*** Opening of Dataset excerpts ***
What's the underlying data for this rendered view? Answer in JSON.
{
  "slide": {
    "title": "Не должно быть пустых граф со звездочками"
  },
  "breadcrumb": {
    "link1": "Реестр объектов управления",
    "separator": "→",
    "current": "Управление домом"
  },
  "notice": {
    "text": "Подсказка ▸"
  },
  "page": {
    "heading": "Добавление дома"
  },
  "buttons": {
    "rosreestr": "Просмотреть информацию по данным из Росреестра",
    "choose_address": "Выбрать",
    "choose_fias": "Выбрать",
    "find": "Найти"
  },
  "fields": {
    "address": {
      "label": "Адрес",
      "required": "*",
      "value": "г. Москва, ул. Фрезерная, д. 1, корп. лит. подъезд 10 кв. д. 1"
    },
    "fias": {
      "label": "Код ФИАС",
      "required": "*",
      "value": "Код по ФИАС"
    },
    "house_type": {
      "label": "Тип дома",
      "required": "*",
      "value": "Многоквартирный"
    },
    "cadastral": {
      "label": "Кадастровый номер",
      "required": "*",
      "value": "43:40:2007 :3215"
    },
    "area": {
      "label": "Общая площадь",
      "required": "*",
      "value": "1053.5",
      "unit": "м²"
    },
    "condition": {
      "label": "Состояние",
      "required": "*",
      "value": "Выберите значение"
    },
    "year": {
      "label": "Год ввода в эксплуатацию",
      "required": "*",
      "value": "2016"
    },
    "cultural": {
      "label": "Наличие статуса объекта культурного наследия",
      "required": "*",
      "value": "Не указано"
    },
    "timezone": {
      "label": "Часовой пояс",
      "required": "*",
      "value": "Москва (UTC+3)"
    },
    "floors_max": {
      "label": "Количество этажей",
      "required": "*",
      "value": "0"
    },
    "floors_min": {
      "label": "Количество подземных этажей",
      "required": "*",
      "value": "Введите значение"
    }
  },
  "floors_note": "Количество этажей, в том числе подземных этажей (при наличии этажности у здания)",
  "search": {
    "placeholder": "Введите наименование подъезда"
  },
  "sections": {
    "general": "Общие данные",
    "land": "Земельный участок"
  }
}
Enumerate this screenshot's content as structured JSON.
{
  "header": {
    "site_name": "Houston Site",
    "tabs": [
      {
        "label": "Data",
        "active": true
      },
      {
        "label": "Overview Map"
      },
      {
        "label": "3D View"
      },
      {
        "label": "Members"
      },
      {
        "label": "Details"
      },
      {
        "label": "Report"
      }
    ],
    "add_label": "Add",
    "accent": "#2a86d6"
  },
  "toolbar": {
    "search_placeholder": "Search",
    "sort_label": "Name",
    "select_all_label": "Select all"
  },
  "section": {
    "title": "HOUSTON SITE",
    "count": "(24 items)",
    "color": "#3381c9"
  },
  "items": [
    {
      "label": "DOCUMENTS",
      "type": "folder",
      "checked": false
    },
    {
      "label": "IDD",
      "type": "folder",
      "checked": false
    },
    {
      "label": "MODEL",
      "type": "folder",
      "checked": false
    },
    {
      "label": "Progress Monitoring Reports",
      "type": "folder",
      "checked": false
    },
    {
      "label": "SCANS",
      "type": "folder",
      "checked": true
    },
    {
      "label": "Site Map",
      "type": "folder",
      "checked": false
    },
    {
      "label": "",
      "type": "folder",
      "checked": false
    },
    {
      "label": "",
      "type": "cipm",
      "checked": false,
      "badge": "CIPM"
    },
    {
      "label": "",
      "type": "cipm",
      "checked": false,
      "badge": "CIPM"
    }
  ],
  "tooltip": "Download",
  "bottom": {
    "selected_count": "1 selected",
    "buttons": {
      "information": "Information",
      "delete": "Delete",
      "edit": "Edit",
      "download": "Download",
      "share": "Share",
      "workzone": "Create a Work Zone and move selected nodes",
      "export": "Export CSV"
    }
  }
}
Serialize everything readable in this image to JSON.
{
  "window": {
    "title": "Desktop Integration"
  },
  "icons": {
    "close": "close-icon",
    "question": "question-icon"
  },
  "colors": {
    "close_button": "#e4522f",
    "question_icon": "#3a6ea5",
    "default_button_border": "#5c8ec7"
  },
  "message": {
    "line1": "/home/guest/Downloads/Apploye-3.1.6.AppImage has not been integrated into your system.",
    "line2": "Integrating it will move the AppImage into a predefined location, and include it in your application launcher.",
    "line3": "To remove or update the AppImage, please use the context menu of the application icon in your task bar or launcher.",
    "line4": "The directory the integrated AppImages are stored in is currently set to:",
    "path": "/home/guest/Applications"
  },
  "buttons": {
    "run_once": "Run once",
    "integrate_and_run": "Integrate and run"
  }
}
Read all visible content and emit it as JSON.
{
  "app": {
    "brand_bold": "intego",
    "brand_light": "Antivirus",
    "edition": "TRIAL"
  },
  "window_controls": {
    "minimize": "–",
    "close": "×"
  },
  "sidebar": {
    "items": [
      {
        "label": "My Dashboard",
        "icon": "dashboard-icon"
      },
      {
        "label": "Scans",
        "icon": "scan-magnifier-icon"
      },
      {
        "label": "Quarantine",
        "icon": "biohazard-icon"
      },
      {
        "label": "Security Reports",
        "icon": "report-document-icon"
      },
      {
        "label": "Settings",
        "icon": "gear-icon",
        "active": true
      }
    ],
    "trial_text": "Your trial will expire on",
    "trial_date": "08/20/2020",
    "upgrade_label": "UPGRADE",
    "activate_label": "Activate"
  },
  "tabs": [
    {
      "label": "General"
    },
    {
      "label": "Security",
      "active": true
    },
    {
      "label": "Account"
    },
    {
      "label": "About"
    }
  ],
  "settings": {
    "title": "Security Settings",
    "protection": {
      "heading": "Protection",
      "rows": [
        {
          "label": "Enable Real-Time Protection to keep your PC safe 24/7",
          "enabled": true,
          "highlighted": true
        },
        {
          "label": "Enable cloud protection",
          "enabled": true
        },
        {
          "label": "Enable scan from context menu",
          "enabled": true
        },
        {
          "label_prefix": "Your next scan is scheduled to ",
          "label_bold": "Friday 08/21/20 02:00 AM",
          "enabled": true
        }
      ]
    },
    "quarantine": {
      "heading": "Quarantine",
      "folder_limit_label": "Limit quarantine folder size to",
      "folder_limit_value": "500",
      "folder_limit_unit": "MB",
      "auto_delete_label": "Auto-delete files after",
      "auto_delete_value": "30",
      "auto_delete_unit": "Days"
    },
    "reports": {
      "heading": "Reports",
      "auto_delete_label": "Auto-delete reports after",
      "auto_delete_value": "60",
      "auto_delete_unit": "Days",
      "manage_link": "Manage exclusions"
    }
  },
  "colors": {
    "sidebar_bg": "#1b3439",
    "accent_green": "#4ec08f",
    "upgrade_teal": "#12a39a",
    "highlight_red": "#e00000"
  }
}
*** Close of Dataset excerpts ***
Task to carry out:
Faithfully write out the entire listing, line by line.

Solution below:
What's the underlying data for this rendered view? Answer in JSON.
{
  "slide": {
    "title": "Не должно быть пустых граф со звездочками"
  },
  "breadcrumb": {
    "link1": "Реестр объектов управления",
    "separator": "→",
    "current": "Управление домом"
  },
  "notice": {
    "text": "Подсказка ▸"
  },
  "page": {
    "heading": "Добавление дома"
  },
  "buttons": {
    "rosreestr": "Просмотреть информацию по данным из Росреестра",
    "choose_address": "Выбрать",
    "choose_fias": "Выбрать",
    "find": "Найти"
  },
  "fields": {
    "address": {
      "label": "Адрес",
      "required": "*",
      "value": "г. Москва, ул. Фрезерная, д. 1, корп. лит. подъезд 10 кв. д. 1"
    },
    "fias": {
      "label": "Код ФИАС",
      "required": "*",
      "value": "Код по ФИАС"
    },
    "house_type": {
      "label": "Тип дома",
      "required": "*",
      "value": "Многоквартирный"
    },
    "cadastral": {
      "label": "Кадастровый номер",
      "required": "*",
      "value": "43:40:2007 :3215"
    },
    "area": {
      "label": "Общая площадь",
      "required": "*",
      "value": "1053.5",
      "unit": "м²"
    },
    "condition": {
      "label": "Состояние",
      "required": "*",
      "value": "Выберите значение"
    },
    "year": {
      "label": "Год ввода в эксплуатацию",
      "required": "*",
      "value": "2016"
    },
    "cultural": {
      "label": "Наличие статуса объекта культурного наследия",
      "required": "*",
      "value": "Не указано"
    },
    "timezone": {
      "label": "Часовой пояс",
      "required": "*",
      "value": "Москва (UTC+3)"
    },
    "floors_max": {
      "label": "Количество этажей",
      "required": "*",
      "value": "0"
    },
    "floors_min": {
      "label": "Количество подземных этажей",
      "required": "*",
      "value": "Введите значение"
    }
  },
  "floors_note": "Количество этажей, в том числе подземных этажей (при наличии этажности у здания)",
  "search": {
    "placeholder": "Введите наименование подъезда"
  },
  "sections": {
    "general": "Общие данные",
    "land": "Земельный участок"
  }
}
Enumerate this screenshot's content as structured JSON.
{
  "header": {
    "site_name": "Houston Site",
    "tabs": [
      {
        "label": "Data",
        "active": true
      },
      {
        "label": "Overview Map"
      },
      {
        "label": "3D View"
      },
      {
        "label": "Members"
      },
      {
        "label": "Details"
      },
      {
        "label": "Report"
      }
    ],
    "add_label": "Add",
    "accent": "#2a86d6"
  },
  "toolbar": {
    "search_placeholder": "Search",
    "sort_label": "Name",
    "select_all_label": "Select all"
  },
  "section": {
    "title": "HOUSTON SITE",
    "count": "(24 items)",
    "color": "#3381c9"
  },
  "items": [
    {
      "label": "DOCUMENTS",
      "type": "folder",
      "checked": false
    },
    {
      "label": "IDD",
      "type": "folder",
      "checked": false
    },
    {
      "label": "MODEL",
      "type": "folder",
      "checked": false
    },
    {
      "label": "Progress Monitoring Reports",
      "type": "folder",
      "checked": false
    },
    {
      "label": "SCANS",
      "type": "folder",
      "checked": true
    },
    {
      "label": "Site Map",
      "type": "folder",
      "checked": false
    },
    {
      "label": "",
      "type": "folder",
      "checked": false
    },
    {
      "label": "",
      "type": "cipm",
      "checked": false,
      "badge": "CIPM"
    },
    {
      "label": "",
      "type": "cipm",
      "checked": false,
      "badge": "CIPM"
    }
  ],
  "tooltip": "Download",
  "bottom": {
    "selected_count": "1 selected",
    "buttons": {
      "information": "Information",
      "delete": "Delete",
      "edit": "Edit",
      "download": "Download",
      "share": "Share",
      "workzone": "Create a Work Zone and move selected nodes",
      "export": "Export CSV"
    }
  }
}
Serialize everything readable in this image to JSON.
{
  "window": {
    "title": "Desktop Integration"
  },
  "icons": {
    "close": "close-icon",
    "question": "question-icon"
  },
  "colors": {
    "close_button": "#e4522f",
    "question_icon": "#3a6ea5",
    "default_button_border": "#5c8ec7"
  },
  "message": {
    "line1": "/home/guest/Downloads/Apploye-3.1.6.AppImage has not been integrated into your system.",
    "line2": "Integrating it will move the AppImage into a predefined location, and include it in your application launcher.",
    "line3": "To remove or update the AppImage, please use the context menu of the application icon in your task bar or launcher.",
    "line4": "The directory the integrated AppImages are stored in is currently set to:",
    "path": "/home/guest/Applications"
  },
  "buttons": {
    "run_once": "Run once",
    "integrate_and_run": "Integrate and run"
  }
}
Read all visible content and emit it as JSON.
{
  "app": {
    "brand_bold": "intego",
    "brand_light": "Antivirus",
    "edition": "TRIAL"
  },
  "window_controls": {
    "minimize": "–",
    "close": "×"
  },
  "sidebar": {
    "items": [
      {
        "label": "My Dashboard",
        "icon": "dashboard-icon"
      },
      {
        "label": "Scans",
        "icon": "scan-magnifier-icon"
      },
      {
        "label": "Quarantine",
        "icon": "biohazard-icon"
      },
      {
        "label": "Security Reports",
        "icon": "report-document-icon"
      },
      {
        "label": "Settings",
        "icon": "gear-icon",
        "active": true
      }
    ],
    "trial_text": "Your trial will expire on",
    "trial_date": "08/20/2020",
    "upgrade_label": "UPGRADE",
    "activate_label": "Activate"
  },
  "tabs": [
    {
      "label": "General"
    },
    {
      "label": "Security",
      "active": true
    },
    {
      "label": "Account"
    },
    {
      "label": "About"
    }
  ],
  "settings": {
    "title": "Security Settings",
    "protection": {
      "heading": "Protection",
      "rows": [
        {
          "label": "Enable Real-Time Protection to keep your PC safe 24/7",
          "enabled": true,
          "highlighted": true
        },
        {
          "label": "Enable cloud protection",
          "enabled": true
        },
        {
          "label": "Enable scan from context menu",
          "enabled": true
        },
        {
          "label_prefix": "Your next scan is scheduled to ",
          "label_bold": "Friday 08/21/20 02:00 AM",
          "enabled": true
        }
      ]
    },
    "quarantine": {
      "heading": "Quarantine",
      "folder_limit_label": "Limit quarantine folder size to",
      "folder_limit_value": "500",
      "folder_limit_unit": "MB",
      "auto_delete_label": "Auto-delete files after",
      "auto_delete_value": "30",
      "auto_delete_unit": "Days"
    },
    "reports": {
      "heading": "Reports",
      "auto_delete_label": "Auto-delete reports after",
      "auto_delete_value": "60",
      "auto_delete_unit": "Days",
      "manage_link": "Manage exclusions"
    }
  },
  "colors": {
    "sidebar_bg": "#1b3439",
    "accent_green": "#4ec08f",
    "upgrade_teal": "#12a39a",
    "highlight_red": "#e00000"
  }
}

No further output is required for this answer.